Copy out the data in full, keeping each line exactly as it reads.

▬▬▬

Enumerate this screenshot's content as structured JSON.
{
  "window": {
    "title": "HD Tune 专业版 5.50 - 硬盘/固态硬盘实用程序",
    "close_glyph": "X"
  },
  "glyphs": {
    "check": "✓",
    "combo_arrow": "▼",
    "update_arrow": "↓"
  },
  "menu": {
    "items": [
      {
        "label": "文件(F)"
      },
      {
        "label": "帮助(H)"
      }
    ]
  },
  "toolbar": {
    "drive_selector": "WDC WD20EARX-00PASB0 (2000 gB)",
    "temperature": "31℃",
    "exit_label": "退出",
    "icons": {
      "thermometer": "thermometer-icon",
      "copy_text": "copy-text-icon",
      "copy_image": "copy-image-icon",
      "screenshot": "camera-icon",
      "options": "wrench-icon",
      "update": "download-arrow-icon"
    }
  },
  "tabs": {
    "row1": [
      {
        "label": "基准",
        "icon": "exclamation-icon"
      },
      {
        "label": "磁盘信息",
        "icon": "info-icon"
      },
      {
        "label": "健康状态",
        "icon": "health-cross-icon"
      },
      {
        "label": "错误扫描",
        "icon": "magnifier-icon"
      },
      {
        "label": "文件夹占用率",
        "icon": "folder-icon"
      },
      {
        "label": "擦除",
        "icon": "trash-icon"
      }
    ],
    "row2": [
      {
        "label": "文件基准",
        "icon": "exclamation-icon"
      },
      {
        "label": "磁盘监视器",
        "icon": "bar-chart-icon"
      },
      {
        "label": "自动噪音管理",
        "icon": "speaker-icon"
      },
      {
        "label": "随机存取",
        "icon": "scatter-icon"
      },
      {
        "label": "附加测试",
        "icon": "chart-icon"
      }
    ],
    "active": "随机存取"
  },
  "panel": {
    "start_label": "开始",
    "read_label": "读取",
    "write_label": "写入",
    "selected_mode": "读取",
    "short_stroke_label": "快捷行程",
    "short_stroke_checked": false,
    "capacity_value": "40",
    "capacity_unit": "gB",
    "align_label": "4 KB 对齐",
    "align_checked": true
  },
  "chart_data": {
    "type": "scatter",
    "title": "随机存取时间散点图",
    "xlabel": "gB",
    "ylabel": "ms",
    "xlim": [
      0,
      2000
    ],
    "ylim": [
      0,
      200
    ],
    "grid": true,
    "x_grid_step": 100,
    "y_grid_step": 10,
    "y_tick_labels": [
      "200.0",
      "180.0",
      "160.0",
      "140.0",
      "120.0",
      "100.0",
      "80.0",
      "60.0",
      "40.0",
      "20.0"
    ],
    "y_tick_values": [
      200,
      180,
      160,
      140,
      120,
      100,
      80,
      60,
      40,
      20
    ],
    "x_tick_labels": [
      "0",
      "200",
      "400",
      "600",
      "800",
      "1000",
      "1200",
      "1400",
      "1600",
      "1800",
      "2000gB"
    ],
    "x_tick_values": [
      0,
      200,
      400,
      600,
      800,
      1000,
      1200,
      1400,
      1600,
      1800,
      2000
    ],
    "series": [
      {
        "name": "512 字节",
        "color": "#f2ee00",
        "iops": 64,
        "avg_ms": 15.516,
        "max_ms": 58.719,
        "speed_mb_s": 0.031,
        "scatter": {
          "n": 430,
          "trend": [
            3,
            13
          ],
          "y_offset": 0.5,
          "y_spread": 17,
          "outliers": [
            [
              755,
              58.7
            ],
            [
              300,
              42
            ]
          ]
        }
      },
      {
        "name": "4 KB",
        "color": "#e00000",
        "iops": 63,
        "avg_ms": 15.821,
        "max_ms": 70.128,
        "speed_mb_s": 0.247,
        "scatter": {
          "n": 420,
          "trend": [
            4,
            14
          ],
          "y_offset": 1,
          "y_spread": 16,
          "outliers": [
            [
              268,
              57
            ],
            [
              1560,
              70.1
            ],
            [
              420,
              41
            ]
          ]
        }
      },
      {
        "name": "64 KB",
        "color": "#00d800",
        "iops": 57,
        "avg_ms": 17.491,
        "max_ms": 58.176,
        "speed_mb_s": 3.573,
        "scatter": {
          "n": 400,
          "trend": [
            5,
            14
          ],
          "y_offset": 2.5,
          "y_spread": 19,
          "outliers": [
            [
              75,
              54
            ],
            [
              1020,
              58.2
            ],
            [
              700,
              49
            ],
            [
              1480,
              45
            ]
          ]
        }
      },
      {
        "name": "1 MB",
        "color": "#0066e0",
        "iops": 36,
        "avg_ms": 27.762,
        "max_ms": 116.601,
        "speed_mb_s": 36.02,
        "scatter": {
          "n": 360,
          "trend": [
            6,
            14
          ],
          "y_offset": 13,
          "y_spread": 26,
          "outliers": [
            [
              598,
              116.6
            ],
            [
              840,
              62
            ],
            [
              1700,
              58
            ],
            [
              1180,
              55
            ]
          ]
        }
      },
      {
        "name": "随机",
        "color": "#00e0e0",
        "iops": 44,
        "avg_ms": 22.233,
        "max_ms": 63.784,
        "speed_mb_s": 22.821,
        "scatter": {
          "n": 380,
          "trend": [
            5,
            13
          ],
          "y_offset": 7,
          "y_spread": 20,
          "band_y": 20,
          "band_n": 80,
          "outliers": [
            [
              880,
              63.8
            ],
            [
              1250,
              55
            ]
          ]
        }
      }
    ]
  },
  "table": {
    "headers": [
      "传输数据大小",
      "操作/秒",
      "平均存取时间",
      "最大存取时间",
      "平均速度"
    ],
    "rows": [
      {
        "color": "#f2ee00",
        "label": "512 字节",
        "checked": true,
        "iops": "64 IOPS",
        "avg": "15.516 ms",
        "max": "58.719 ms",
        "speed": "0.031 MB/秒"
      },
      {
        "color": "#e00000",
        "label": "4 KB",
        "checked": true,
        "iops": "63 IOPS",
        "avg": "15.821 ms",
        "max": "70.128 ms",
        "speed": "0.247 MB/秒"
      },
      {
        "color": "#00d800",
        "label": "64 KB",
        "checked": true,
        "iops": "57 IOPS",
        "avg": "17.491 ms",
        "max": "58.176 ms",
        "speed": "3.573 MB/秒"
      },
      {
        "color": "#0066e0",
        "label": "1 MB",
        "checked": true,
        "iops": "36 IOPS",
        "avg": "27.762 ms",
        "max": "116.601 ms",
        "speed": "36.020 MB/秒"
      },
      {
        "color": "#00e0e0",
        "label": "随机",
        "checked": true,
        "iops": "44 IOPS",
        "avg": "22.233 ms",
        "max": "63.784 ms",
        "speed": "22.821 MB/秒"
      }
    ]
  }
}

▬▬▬

- TASK RESPONSE:
Enumerate this screenshot's content as structured JSON.
{
  "window": {
    "title": "HD Tune 专业版 5.50 - 硬盘/固态硬盘实用程序",
    "close_glyph": "X"
  },
  "glyphs": {
    "check": "✓",
    "combo_arrow": "▼",
    "update_arrow": "↓"
  },
  "menu": {
    "items": [
      {
        "label": "文件(F)"
      },
      {
        "label": "帮助(H)"
      }
    ]
  },
  "toolbar": {
    "drive_selector": "WDC WD20EARX-00PASB0 (2000 gB)",
    "temperature": "31℃",
    "exit_label": "退出",
    "icons": {
      "thermometer": "thermometer-icon",
      "copy_text": "copy-text-icon",
      "copy_image": "copy-image-icon",
      "screenshot": "camera-icon",
      "options": "wrench-icon",
      "update": "download-arrow-icon"
    }
  },
  "tabs": {
    "row1": [
      {
        "label": "基准",
        "icon": "exclamation-icon"
      },
      {
        "label": "磁盘信息",
        "icon": "info-icon"
      },
      {
        "label": "健康状态",
        "icon": "health-cross-icon"
      },
      {
        "label": "错误扫描",
        "icon": "magnifier-icon"
      },
      {
        "label": "文件夹占用率",
        "icon": "folder-icon"
      },
      {
        "label": "擦除",
        "icon": "trash-icon"
      }
    ],
    "row2": [
      {
        "label": "文件基准",
        "icon": "exclamation-icon"
      },
      {
        "label": "磁盘监视器",
        "icon": "bar-chart-icon"
      },
      {
        "label": "自动噪音管理",
        "icon": "speaker-icon"
      },
      {
        "label": "随机存取",
        "icon": "scatter-icon"
      },
      {
        "label": "附加测试",
        "icon": "chart-icon"
      }
    ],
    "active": "随机存取"
  },
  "panel": {
    "start_label": "开始",
    "read_label": "读取",
    "write_label": "写入",
    "selected_mode": "读取",
    "short_stroke_label": "快捷行程",
    "short_stroke_checked": false,
    "capacity_value": "40",
    "capacity_unit": "gB",
    "align_label": "4 KB 对齐",
    "align_checked": true
  },
  "chart_data": {
    "type": "scatter",
    "title": "随机存取时间散点图",
    "xlabel": "gB",
    "ylabel": "ms",
    "xlim": [
      0,
      2000
    ],
    "ylim": [
      0,
      200
    ],
    "grid": true,
    "x_grid_step": 100,
    "y_grid_step": 10,
    "y_tick_labels": [
      "200.0",
      "180.0",
      "160.0",
      "140.0",
      "120.0",
      "100.0",
      "80.0",
      "60.0",
      "40.0",
      "20.0"
    ],
    "y_tick_values": [
      200,
      180,
      160,
      140,
      120,
      100,
      80,
      60,
      40,
      20
    ],
    "x_tick_labels": [
      "0",
      "200",
      "400",
      "600",
      "800",
      "1000",
      "1200",
      "1400",
      "1600",
      "1800",
      "2000gB"
    ],
    "x_tick_values": [
      0,
      200,
      400,
      600,
      800,
      1000,
      1200,
      1400,
      1600,
      1800,
      2000
    ],
    "series": [
      {
        "name": "512 字节",
        "color": "#f2ee00",
        "iops": 64,
        "avg_ms": 15.516,
        "max_ms": 58.719,
        "speed_mb_s": 0.031,
        "scatter": {
          "n": 430,
          "trend": [
            3,
            13
          ],
          "y_offset": 0.5,
          "y_spread": 17,
          "outliers": [
            [
              755,
              58.7
            ],
            [
              300,
              42
            ]
          ]
        }
      },
      {
        "name": "4 KB",
        "color": "#e00000",
        "iops": 63,
        "avg_ms": 15.821,
        "max_ms": 70.128,
        "speed_mb_s": 0.247,
        "scatter": {
          "n": 420,
          "trend": [
            4,
            14
          ],
          "y_offset": 1,
          "y_spread": 16,
          "outliers": [
            [
              268,
              57
            ],
            [
              1560,
              70.1
            ],
            [
              420,
              41
            ]
          ]
        }
      },
      {
        "name": "64 KB",
        "color": "#00d800",
        "iops": 57,
        "avg_ms": 17.491,
        "max_ms": 58.176,
        "speed_mb_s": 3.573,
        "scatter": {
          "n": 400,
          "trend": [
            5,
            14
          ],
          "y_offset": 2.5,
          "y_spread": 19,
          "outliers": [
            [
              75,
              54
            ],
            [
              1020,
              58.2
            ],
            [
              700,
              49
            ],
            [
              1480,
              45
            ]
          ]
        }
      },
      {
        "name": "1 MB",
        "color": "#0066e0",
        "iops": 36,
        "avg_ms": 27.762,
        "max_ms": 116.601,
        "speed_mb_s": 36.02,
        "scatter": {
          "n": 360,
          "trend": [
            6,
            14
          ],
          "y_offset": 13,
          "y_spread": 26,
          "outliers": [
            [
              598,
              116.6
            ],
            [
              840,
              62
            ],
            [
              1700,
              58
            ],
            [
              1180,
              55
            ]
          ]
        }
      },
      {
        "name": "随机",
        "color": "#00e0e0",
        "iops": 44,
        "avg_ms": 22.233,
        "max_ms": 63.784,
        "speed_mb_s": 22.821,
        "scatter": {
          "n": 380,
          "trend": [
            5,
            13
          ],
          "y_offset": 7,
          "y_spread": 20,
          "band_y": 20,
          "band_n": 80,
          "outliers": [
            [
              880,
              63.8
            ],
            [
              1250,
              55
            ]
          ]
        }
      }
    ]
  },
  "table": {
    "headers": [
      "传输数据大小",
      "操作/秒",
      "平均存取时间",
      "最大存取时间",
      "平均速度"
    ],
    "rows": [
      {
        "color": "#f2ee00",
        "label": "512 字节",
        "checked": true,
        "iops": "64 IOPS",
        "avg": "15.516 ms",
        "max": "58.719 ms",
        "speed": "0.031 MB/秒"
      },
      {
        "color": "#e00000",
        "label": "4 KB",
        "checked": true,
        "iops": "63 IOPS",
        "avg": "15.821 ms",
        "max": "70.128 ms",
        "speed": "0.247 MB/秒"
      },
      {
        "color": "#00d800",
        "label": "64 KB",
        "checked": true,
        "iops": "57 IOPS",
        "avg": "17.491 ms",
        "max": "58.176 ms",
        "speed": "3.573 MB/秒"
      },
      {
        "color": "#0066e0",
        "label": "1 MB",
        "checked": true,
        "iops": "36 IOPS",
        "avg": "27.762 ms",
        "max": "116.601 ms",
        "speed": "36.020 MB/秒"
      },
      {
        "color": "#00e0e0",
        "label": "随机",
        "checked": true,
        "iops": "44 IOPS",
        "avg": "22.233 ms",
        "max": "63.784 ms",
        "speed": "22.821 MB/秒"
      }
    ]
  }
}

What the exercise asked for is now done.